WHAT NEEDS TO BE DONE:
Look through the material below and show every line with the word "région".

DATA EXTRACT:
※

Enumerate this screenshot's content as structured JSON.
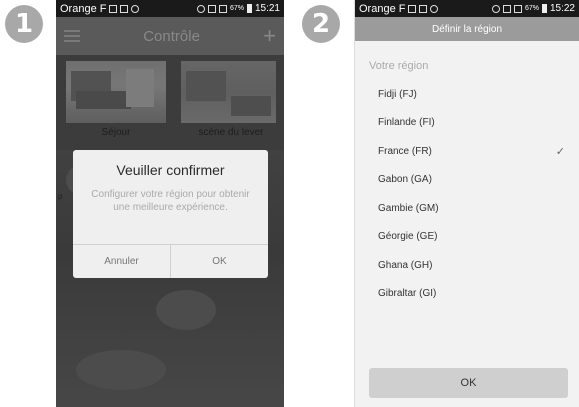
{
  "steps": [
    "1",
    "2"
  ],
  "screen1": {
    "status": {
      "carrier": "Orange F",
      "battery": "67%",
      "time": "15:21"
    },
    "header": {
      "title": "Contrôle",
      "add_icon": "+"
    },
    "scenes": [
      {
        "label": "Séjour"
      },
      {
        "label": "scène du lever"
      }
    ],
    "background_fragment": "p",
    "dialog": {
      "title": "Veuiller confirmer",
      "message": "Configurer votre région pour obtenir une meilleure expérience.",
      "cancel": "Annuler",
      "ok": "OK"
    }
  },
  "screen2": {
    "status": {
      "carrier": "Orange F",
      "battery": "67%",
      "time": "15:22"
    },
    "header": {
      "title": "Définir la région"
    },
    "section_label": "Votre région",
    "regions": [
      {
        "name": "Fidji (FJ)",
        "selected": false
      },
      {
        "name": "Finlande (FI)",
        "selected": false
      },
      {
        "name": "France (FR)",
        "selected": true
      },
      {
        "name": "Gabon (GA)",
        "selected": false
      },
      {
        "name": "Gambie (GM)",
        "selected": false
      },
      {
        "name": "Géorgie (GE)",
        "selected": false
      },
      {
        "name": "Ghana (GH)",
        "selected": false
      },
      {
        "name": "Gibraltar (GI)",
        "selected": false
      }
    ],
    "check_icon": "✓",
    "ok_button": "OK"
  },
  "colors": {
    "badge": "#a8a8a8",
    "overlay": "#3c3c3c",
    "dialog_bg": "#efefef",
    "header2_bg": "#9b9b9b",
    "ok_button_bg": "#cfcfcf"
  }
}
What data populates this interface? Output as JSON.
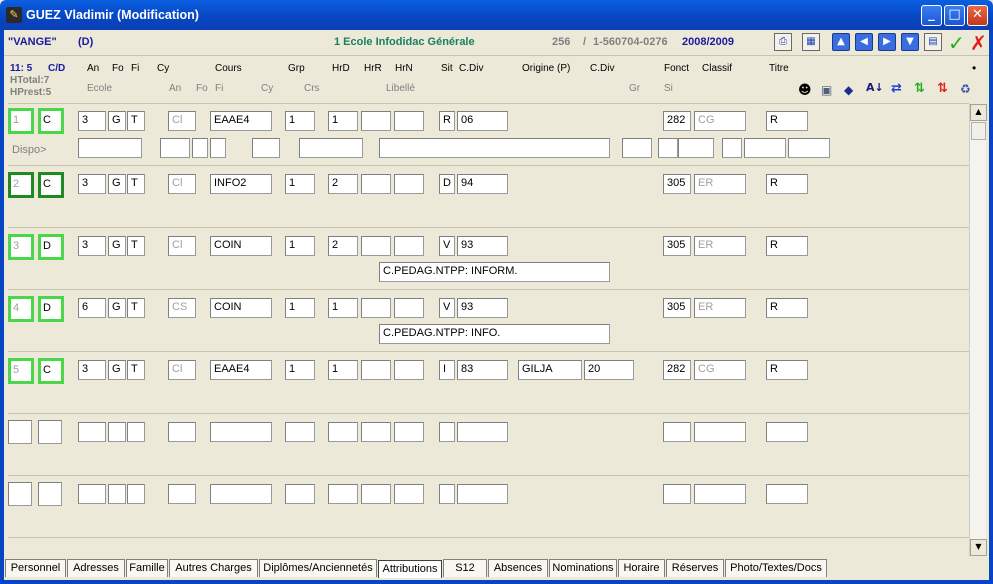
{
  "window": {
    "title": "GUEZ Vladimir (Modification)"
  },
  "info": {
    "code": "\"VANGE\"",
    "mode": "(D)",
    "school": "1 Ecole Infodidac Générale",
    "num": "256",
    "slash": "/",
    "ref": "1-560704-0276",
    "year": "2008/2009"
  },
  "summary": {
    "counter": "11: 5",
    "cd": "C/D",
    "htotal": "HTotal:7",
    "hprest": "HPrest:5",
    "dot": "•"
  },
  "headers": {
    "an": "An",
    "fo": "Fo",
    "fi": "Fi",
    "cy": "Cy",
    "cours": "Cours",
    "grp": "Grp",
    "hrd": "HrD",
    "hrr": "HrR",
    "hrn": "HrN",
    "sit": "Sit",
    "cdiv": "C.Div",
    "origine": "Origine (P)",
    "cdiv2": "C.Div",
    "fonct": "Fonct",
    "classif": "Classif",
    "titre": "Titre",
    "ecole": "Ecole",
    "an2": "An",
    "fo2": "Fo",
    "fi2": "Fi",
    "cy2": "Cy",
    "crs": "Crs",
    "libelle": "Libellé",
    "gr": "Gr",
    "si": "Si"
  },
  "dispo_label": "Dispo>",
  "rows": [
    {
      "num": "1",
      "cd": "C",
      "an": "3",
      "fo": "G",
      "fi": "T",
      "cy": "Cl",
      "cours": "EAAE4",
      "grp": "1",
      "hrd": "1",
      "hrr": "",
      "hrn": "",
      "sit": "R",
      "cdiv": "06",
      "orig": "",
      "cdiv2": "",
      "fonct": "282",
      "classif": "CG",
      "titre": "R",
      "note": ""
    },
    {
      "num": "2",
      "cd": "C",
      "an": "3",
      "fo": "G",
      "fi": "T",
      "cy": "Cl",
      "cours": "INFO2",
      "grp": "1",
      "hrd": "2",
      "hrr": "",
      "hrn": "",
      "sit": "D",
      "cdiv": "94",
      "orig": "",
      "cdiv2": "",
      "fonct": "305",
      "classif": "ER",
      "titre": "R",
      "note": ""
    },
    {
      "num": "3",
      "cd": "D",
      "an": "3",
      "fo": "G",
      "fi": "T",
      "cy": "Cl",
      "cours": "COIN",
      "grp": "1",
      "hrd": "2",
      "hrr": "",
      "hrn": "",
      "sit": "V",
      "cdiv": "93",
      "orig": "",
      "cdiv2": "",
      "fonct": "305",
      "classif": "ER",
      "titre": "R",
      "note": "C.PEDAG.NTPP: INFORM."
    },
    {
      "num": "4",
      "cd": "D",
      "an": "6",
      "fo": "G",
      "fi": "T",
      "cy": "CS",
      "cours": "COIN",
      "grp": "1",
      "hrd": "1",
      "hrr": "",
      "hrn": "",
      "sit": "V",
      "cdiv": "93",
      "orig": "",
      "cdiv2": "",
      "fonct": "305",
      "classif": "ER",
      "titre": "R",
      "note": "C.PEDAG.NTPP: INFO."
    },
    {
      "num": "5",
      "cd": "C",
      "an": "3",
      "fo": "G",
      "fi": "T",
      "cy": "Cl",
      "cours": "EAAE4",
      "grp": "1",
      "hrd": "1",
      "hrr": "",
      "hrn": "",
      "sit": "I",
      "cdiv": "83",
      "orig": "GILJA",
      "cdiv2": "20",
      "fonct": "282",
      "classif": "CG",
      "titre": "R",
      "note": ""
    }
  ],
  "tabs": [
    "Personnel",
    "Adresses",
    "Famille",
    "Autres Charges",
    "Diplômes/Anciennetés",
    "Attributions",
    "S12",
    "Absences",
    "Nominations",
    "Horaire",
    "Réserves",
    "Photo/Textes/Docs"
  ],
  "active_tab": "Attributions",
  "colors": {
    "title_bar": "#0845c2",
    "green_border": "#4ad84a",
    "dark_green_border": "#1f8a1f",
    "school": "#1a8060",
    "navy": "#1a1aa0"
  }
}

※

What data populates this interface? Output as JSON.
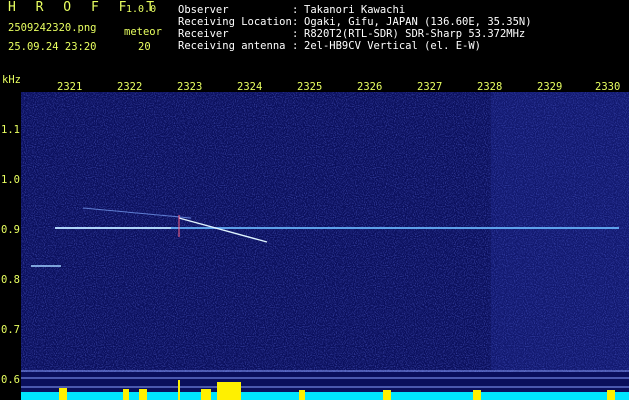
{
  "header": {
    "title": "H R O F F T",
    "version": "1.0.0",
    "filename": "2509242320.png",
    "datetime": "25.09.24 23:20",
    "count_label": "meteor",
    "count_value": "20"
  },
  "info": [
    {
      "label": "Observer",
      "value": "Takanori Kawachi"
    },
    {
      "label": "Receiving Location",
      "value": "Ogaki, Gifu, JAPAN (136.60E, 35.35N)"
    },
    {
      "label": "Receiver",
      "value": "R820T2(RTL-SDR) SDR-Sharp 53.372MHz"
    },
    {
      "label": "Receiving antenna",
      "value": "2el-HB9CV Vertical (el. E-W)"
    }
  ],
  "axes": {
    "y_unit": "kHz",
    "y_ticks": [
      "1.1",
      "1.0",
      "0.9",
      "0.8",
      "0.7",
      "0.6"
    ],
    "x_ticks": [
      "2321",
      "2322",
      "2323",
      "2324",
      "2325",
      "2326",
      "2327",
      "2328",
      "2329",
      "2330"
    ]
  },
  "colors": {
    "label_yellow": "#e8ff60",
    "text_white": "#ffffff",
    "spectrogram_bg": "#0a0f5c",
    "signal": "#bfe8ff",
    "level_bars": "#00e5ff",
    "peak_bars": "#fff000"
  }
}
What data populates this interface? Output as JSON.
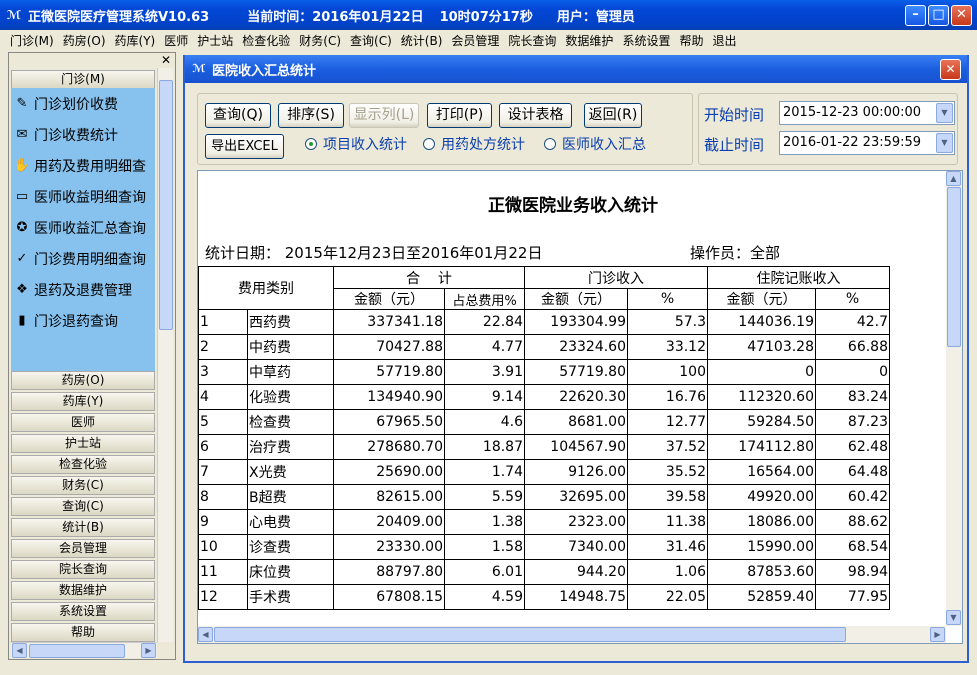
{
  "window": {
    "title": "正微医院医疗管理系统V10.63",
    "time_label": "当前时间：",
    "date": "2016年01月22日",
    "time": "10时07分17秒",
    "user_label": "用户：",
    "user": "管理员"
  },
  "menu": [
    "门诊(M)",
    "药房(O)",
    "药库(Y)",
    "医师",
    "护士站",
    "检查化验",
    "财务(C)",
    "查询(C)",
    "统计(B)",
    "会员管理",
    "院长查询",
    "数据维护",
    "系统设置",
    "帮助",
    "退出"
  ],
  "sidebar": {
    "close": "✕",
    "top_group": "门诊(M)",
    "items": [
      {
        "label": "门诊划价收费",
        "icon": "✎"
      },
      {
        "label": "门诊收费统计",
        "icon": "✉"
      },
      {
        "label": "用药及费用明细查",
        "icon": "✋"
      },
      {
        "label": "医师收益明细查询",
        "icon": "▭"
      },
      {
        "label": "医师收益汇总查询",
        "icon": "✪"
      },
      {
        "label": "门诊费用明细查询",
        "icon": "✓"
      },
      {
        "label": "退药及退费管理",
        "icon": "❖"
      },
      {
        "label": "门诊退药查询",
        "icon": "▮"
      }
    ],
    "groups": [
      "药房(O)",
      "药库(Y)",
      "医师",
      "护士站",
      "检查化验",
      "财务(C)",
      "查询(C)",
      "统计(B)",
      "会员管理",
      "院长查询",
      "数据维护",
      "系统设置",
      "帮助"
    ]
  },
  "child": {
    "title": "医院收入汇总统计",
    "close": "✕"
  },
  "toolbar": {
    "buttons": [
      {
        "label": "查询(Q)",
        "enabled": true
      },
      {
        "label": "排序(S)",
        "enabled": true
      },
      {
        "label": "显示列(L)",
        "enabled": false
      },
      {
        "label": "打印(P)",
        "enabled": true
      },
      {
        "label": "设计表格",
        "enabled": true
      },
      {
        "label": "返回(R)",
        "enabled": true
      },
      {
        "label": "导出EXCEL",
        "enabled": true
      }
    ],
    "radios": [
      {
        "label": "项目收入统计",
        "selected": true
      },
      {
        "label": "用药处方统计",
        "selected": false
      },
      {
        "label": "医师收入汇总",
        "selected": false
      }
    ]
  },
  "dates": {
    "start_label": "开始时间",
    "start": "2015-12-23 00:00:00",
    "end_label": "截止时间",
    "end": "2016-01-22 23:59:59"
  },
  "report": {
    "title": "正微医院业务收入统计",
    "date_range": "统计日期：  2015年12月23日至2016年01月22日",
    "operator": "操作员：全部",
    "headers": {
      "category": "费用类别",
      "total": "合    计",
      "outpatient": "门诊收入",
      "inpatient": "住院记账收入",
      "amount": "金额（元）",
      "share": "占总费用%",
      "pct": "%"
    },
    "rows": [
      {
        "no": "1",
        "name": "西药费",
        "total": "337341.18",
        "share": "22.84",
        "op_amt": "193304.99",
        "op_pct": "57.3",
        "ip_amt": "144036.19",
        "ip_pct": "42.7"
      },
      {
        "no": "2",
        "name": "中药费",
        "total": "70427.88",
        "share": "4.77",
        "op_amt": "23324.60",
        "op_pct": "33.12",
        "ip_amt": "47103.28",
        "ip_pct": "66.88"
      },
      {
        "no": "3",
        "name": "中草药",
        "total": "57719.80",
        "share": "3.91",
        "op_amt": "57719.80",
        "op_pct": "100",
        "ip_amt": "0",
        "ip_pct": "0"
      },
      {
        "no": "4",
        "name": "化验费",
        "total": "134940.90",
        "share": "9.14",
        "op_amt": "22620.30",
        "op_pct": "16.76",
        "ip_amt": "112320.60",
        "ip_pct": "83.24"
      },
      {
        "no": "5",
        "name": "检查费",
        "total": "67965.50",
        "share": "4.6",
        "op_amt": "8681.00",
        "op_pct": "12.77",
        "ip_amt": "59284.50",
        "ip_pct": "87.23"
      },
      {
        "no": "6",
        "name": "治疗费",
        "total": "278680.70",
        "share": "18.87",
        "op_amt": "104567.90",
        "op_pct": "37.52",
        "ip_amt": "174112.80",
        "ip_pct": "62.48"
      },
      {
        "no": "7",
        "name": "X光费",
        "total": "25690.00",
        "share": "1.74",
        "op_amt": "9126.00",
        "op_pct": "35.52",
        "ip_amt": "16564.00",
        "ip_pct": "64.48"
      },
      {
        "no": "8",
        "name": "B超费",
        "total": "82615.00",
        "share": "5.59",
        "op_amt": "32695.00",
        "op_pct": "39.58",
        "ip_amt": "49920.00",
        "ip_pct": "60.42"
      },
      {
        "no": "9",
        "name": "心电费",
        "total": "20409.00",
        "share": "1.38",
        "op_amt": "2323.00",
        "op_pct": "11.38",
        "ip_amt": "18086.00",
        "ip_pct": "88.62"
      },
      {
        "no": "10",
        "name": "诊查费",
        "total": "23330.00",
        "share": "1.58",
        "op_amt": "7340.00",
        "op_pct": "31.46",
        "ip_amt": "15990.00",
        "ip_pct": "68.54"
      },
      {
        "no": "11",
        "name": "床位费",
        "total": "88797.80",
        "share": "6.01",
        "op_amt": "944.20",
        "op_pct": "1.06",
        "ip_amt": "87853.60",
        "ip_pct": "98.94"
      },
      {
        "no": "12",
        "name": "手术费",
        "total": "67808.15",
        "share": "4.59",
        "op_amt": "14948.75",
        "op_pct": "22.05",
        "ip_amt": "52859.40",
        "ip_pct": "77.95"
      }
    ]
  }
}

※

TASK RESULT:
      "message": "Configurer votre région pour obtenir une meilleure expérience.",
      "title": "Définir la région"
    "section_label": "Votre région",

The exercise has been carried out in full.